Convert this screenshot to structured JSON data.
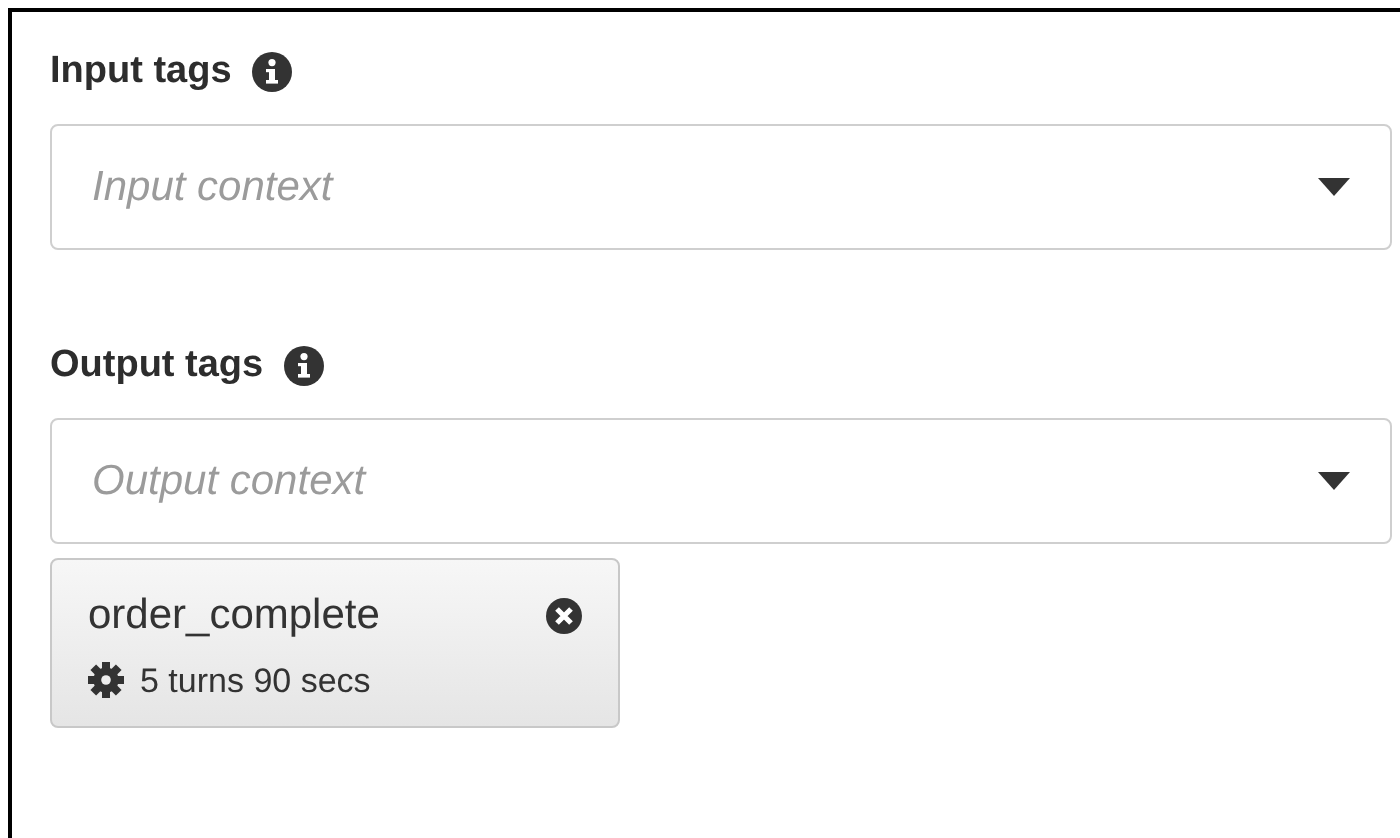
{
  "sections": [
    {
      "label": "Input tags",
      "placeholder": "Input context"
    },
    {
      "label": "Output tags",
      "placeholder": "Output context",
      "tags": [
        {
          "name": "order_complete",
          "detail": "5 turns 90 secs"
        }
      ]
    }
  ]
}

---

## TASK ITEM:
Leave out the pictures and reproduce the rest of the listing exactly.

## EXPECTED ANSWER:
Convert this screenshot to structured JSON data.
{
  "sections": [
    {
      "label": "Input tags",
      "placeholder": "Input context"
    },
    {
      "label": "Output tags",
      "placeholder": "Output context",
      "tags": [
        {
          "name": "order_complete",
          "detail": "5 turns 90 secs"
        }
      ]
    }
  ]
}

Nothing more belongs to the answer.